AOL reveals accounting for barter deals
The admission came as parent company AOL Time Warner Inc said its CEO Richard Parsons and CFO Wayne Pace had certified the company's results, in line with regulations recently imposed by the US authorities in the wake of recent corporate scandals.
But while Parsons and Pace are standing by the company's figures, problems have emerged at the troubled America Online unit. In its Form 10-Q filing the company revealed that "based on information that it learned within the past 10 days", it had identified three transactions at the AOL unit where it may conclude, after further investigation, that "consideration received by AOL from third parties may have been inappropriately recognized as advertising and commerce revenues." The questionable transactions totaled around $49m over six quarters, the company said.
AOL Time Warner described the amounts as "an insignificant portion of the Company's revenue during these reporting periods." Ominously, though, it said that it is further reviewing the transactions, as well as others at the AOL division relating to advertising and commerce revenues.
Parsons, in a statement yesterday, said that he was committed to resolving questions over the transactions, and added, "We are moving forward to implement additional internal controls at AOL."
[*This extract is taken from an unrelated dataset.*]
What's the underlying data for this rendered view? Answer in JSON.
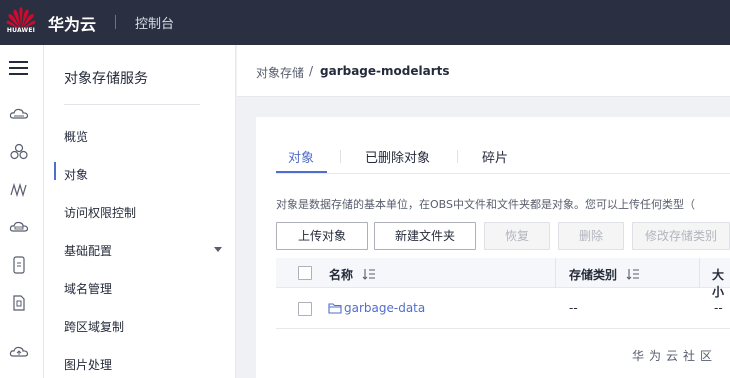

AOL has been under a cloud for weeks, after it emerged that the US Securities and Exchange Commission and the US Department of Justice were both probing the company's accounts. The investigations followed a Washington Post article which referred to "unconventional" accounting of some advertising barter deals at the company.